● INSTRUCTIONS FOR THE TASK
Among the entries below, copy every line that carries the word "name".
⟨
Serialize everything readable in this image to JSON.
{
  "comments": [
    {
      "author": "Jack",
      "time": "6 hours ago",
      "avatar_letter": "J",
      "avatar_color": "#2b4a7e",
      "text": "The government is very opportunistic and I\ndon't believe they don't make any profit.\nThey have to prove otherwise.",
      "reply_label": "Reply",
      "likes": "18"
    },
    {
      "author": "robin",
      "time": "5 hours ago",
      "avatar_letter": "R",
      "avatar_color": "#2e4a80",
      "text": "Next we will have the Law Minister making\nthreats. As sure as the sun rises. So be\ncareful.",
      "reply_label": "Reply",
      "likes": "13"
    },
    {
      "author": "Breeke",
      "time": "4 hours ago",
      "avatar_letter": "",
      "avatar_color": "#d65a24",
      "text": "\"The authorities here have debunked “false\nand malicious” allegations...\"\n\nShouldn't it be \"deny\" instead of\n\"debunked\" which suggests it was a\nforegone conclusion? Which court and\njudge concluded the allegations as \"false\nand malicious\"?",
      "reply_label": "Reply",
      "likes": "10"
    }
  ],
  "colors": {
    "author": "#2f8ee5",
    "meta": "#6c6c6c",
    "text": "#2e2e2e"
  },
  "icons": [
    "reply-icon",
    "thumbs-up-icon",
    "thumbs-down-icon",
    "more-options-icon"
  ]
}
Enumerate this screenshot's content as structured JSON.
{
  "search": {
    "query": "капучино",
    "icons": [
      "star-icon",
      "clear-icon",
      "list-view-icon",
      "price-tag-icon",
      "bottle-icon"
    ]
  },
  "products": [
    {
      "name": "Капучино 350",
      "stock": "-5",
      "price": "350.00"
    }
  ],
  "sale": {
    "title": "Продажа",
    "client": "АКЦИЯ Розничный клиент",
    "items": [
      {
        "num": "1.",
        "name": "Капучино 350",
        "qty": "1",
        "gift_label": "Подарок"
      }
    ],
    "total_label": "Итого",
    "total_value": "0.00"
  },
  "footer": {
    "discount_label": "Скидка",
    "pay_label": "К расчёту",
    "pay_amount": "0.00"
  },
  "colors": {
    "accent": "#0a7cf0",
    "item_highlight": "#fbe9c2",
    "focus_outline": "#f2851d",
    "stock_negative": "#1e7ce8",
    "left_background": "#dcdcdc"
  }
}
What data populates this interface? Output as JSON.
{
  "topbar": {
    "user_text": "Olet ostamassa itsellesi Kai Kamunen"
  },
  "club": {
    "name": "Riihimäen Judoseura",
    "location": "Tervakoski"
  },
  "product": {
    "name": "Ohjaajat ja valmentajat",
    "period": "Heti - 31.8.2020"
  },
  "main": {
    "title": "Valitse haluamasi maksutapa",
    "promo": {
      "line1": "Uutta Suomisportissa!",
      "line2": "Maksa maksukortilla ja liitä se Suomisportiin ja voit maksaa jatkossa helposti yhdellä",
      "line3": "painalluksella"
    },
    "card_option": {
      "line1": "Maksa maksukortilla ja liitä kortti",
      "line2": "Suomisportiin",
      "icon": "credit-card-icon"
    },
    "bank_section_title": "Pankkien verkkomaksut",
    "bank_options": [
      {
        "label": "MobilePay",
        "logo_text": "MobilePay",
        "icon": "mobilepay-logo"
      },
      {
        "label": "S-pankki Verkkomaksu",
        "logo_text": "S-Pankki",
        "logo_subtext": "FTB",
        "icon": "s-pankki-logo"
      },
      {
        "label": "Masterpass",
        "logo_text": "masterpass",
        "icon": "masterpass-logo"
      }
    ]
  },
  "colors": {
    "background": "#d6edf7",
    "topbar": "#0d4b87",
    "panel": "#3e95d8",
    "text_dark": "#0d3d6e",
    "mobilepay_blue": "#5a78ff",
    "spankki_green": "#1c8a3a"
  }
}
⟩
● OUTPUT OF THE EXERCISE
      "name": "Капучино 350",
        "name": "Капучино 350",
    "name": "Riihimäen Judoseura",
    "name": "Ohjaajat ja valmentajat",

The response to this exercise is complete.